• _Task brief_
In which lines of the data does the string "JSON" appear? Copy every one.

• _Material provided_
____________

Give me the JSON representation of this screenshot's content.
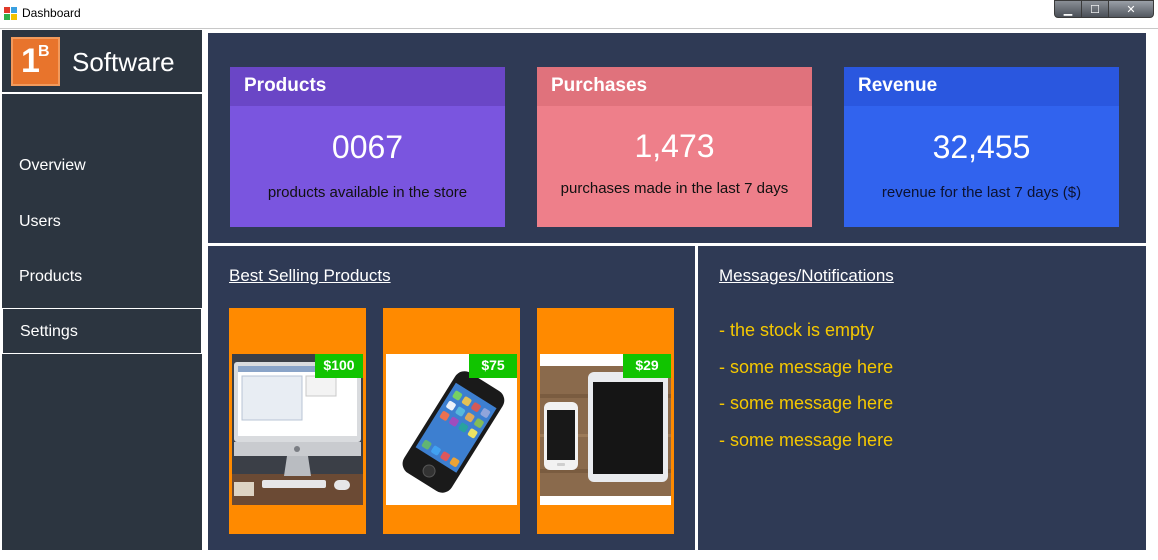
{
  "window": {
    "title": "Dashboard",
    "controls": {
      "minimize": "▁",
      "maximize": "☐",
      "close": "✕"
    }
  },
  "sidebar": {
    "logo_mark": {
      "big": "1",
      "small": "B"
    },
    "logo_name": "Software",
    "items": [
      {
        "label": "Overview",
        "active": false
      },
      {
        "label": "Users",
        "active": false
      },
      {
        "label": "Products",
        "active": false
      },
      {
        "label": "Settings",
        "active": true
      }
    ]
  },
  "stats": {
    "products": {
      "title": "Products",
      "value": "0067",
      "desc": "products available in the store"
    },
    "purchases": {
      "title": "Purchases",
      "value": "1,473",
      "desc": "purchases made in the last 7 days"
    },
    "revenue": {
      "title": "Revenue",
      "value": "32,455",
      "desc": "revenue for the last 7 days ($)"
    }
  },
  "best_selling": {
    "title": "Best Selling Products",
    "items": [
      {
        "price": "$100",
        "photo_icon": "desktop-computer-icon"
      },
      {
        "price": "$75",
        "photo_icon": "smartphone-icon"
      },
      {
        "price": "$29",
        "photo_icon": "tablet-and-phone-icon"
      }
    ]
  },
  "messages": {
    "title": "Messages/Notifications",
    "items": [
      "- the stock is empty",
      "- some message here",
      "- some message here",
      "- some message here"
    ]
  },
  "colors": {
    "sidebar_bg": "#2c3540",
    "main_bg": "#2f3a55",
    "products_card": "#7a55df",
    "purchases_card": "#ee7f8a",
    "revenue_card": "#3163ee",
    "tile_orange": "#ff8a00",
    "price_green": "#11c400",
    "message_yellow": "#f5c800"
  }
}
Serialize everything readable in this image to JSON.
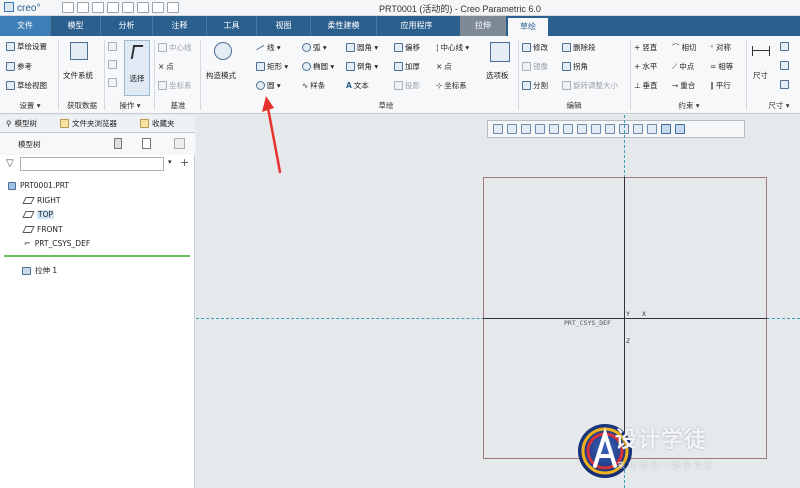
{
  "window": {
    "logo": "creo°",
    "title": "PRT0001 (活动的) - Creo Parametric 6.0"
  },
  "tabs": [
    {
      "label": "文件"
    },
    {
      "label": "模型"
    },
    {
      "label": "分析"
    },
    {
      "label": "注释"
    },
    {
      "label": "工具"
    },
    {
      "label": "视图"
    },
    {
      "label": "柔性建模"
    },
    {
      "label": "应用程序"
    },
    {
      "label": "拉伸"
    },
    {
      "label": "草绘"
    }
  ],
  "ribbon": {
    "setup": {
      "items": [
        "草绘设置",
        "参考",
        "草绘视图"
      ],
      "group": "设置 ▾"
    },
    "get_data": {
      "file_system": "文件系统",
      "group": "获取数据"
    },
    "operations": {
      "select": "选择",
      "group": "操作 ▾"
    },
    "datum": {
      "items": [
        "中心线",
        "点",
        "坐标系"
      ],
      "group": "基准"
    },
    "construction_mode": "构造模式",
    "sketch": {
      "col1": [
        "线 ▾",
        "矩形 ▾",
        "圆 ▾"
      ],
      "col2": [
        "弧 ▾",
        "椭圆 ▾",
        "样条"
      ],
      "col3": [
        "圆角 ▾",
        "倒角 ▾",
        "文本"
      ],
      "col4": [
        "偏移",
        "加厚",
        "投影"
      ],
      "col5": [
        "中心线 ▾",
        "点",
        "坐标系"
      ],
      "palette": "选项板",
      "group": "草绘"
    },
    "edit": {
      "items": [
        "修改",
        "删除段",
        "镜像",
        "拐角",
        "分割",
        "旋转调整大小"
      ],
      "group": "编辑"
    },
    "constrain": {
      "items": [
        "竖直",
        "相切",
        "对称",
        "水平",
        "中点",
        "相等",
        "垂直",
        "重合",
        "平行"
      ],
      "group": "约束 ▾"
    },
    "dimension": {
      "label": "尺寸",
      "group": "尺寸 ▾"
    }
  },
  "left_tabs": [
    "模型树",
    "文件夹浏览器",
    "收藏夹"
  ],
  "model_tree": {
    "title": "模型树",
    "filter_placeholder": "",
    "items": [
      "PRT0001.PRT",
      "RIGHT",
      "TOP",
      "FRONT",
      "PRT_CSYS_DEF",
      "拉伸 1"
    ],
    "selected": "TOP"
  },
  "canvas": {
    "csys_label": "PRT_CSYS_DEF",
    "axis_x": "X",
    "axis_y": "Y",
    "axis_z": "Z"
  },
  "watermark": {
    "title": "设计学徒",
    "subtitle": "来和我们一起学设计"
  },
  "colors": {
    "tab_bar": "#2b5f8e",
    "file_tab": "#3f7fb8",
    "annotation_arrow": "#e5322d",
    "sketch_rect": "#a07a7a",
    "reference_lines": "#3f9fb0"
  },
  "icons": [
    "search-icon",
    "filter-icon",
    "zoom-in-icon",
    "zoom-out-icon",
    "refit-icon",
    "circle-icon",
    "line-icon",
    "rectangle-icon"
  ]
}
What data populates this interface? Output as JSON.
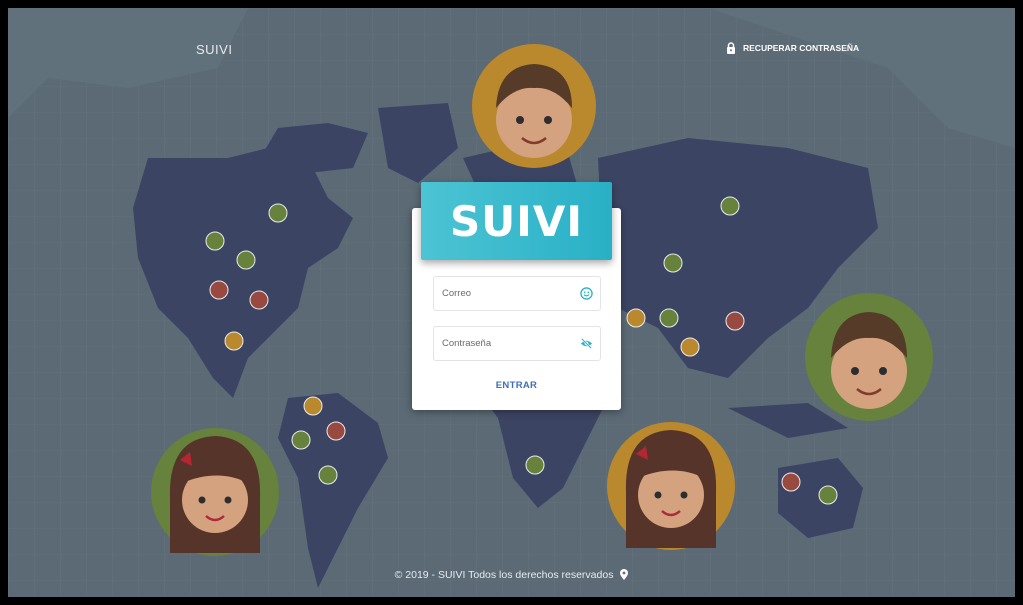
{
  "header": {
    "brand": "SUIVI",
    "recover_label": "RECUPERAR CONTRASEÑA"
  },
  "login": {
    "logo_text": "SUIVI",
    "email_placeholder": "Correo",
    "password_placeholder": "Contraseña",
    "submit_label": "ENTRAR"
  },
  "footer": {
    "text": "© 2019 - SUIVI Todos los derechos reservados"
  },
  "icons": {
    "lock": "lock-icon",
    "email": "smiley-icon",
    "password": "eye-off-icon",
    "footer": "map-pin-icon"
  },
  "colors": {
    "accent": "#3f6fb6",
    "logo_bg": "#29b0c6",
    "continent": "#3b4466",
    "ocean": "#5f6f7a"
  }
}
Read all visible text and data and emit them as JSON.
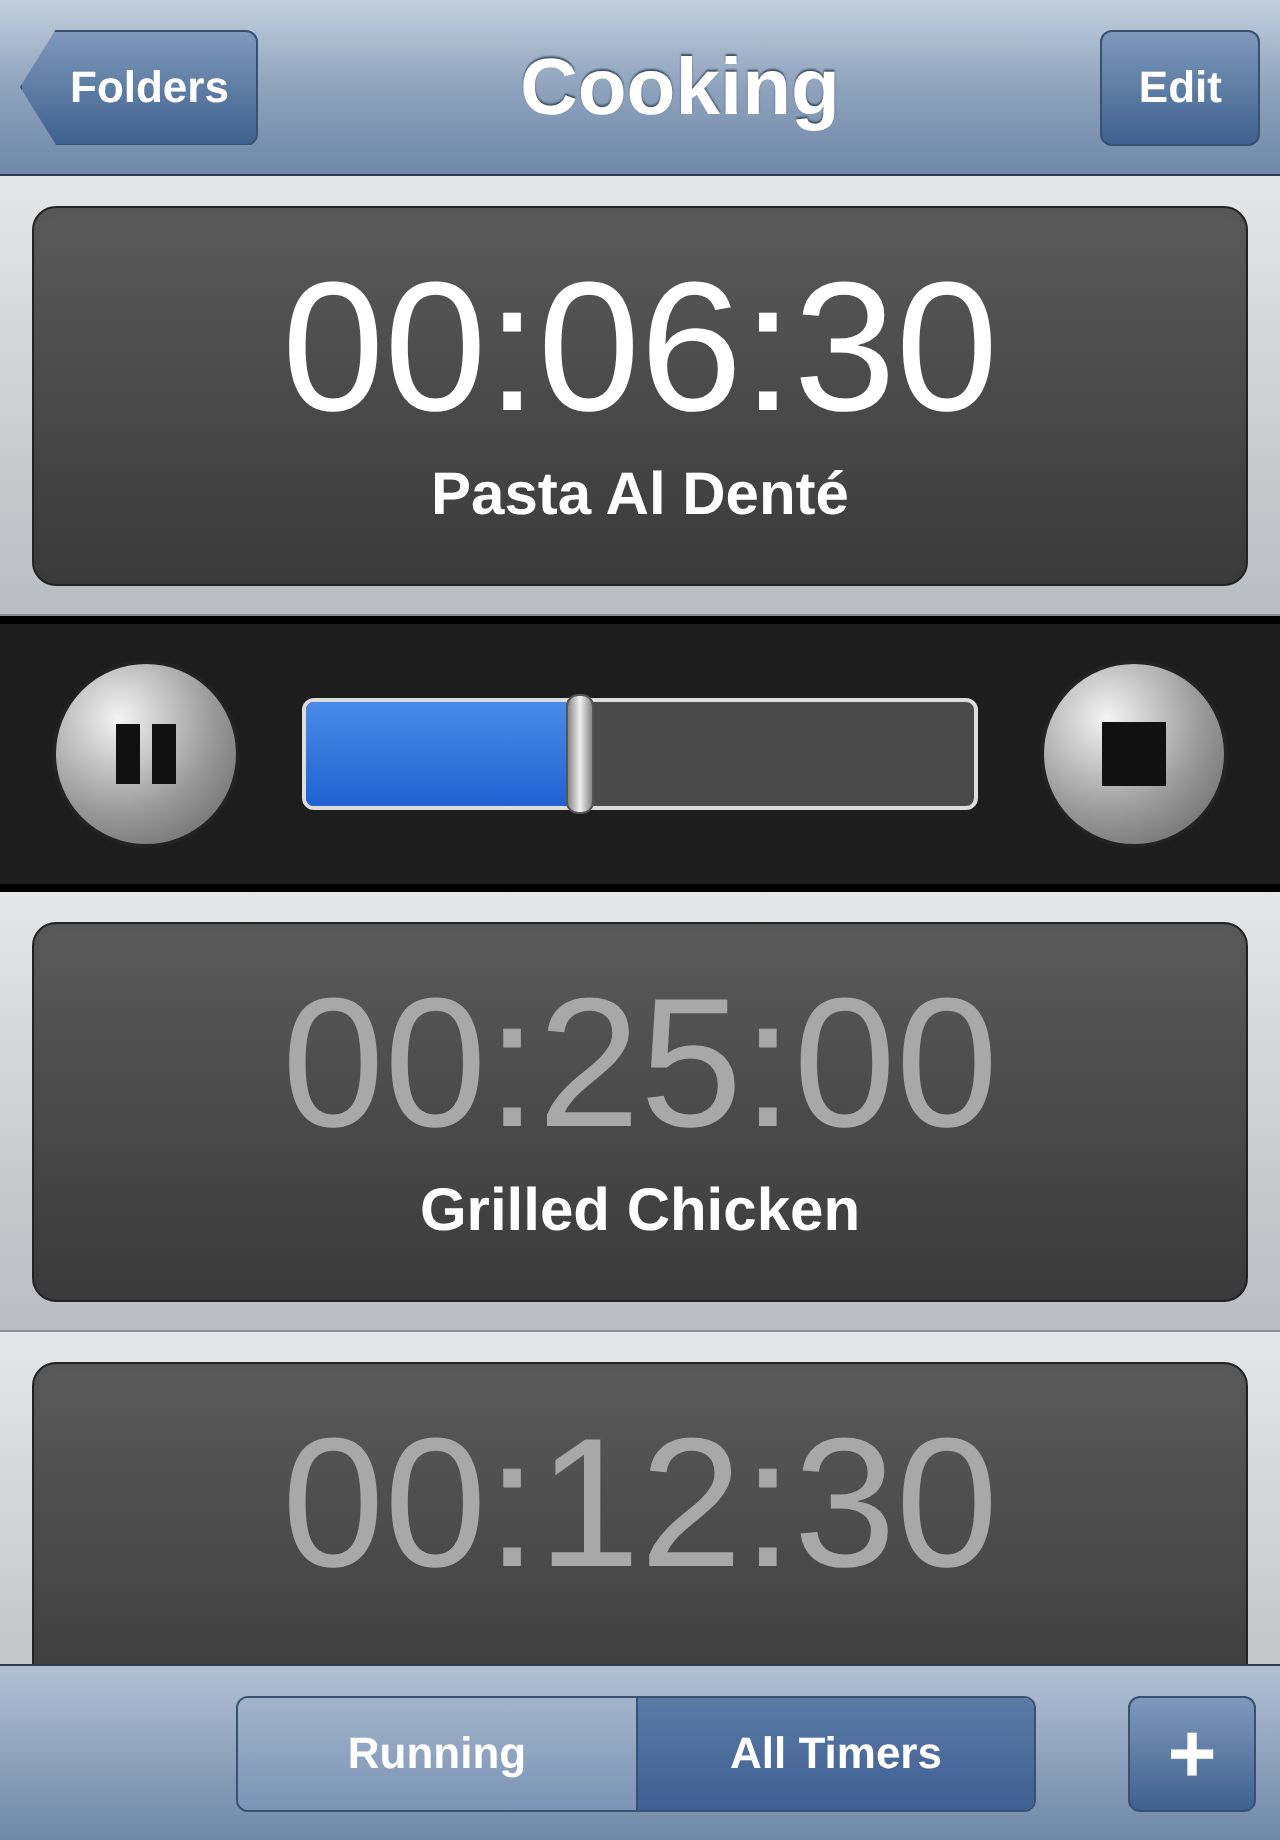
{
  "nav_bar": {
    "back_button": "Folders",
    "title": "Cooking",
    "edit_button": "Edit"
  },
  "timers": [
    {
      "time": "00:06:30",
      "name": "Pasta Al Denté",
      "running": true,
      "level": 0.41
    },
    {
      "time": "00:25:00",
      "name": "Grilled Chicken",
      "running": false
    },
    {
      "time": "00:12:30",
      "running": false
    }
  ],
  "bottom_bar": {
    "segments": [
      {
        "label": "Running",
        "selected": false
      },
      {
        "label": "All Timers",
        "selected": true
      }
    ],
    "add_button": "+"
  }
}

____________

• _Solution for this exercise_
Give me the JSON representation of this screenshot's content.
Serialize everything readable in this image to JSON.
What data populates this interface? Output as JSON.
Read all visible text and data and emit them as JSON.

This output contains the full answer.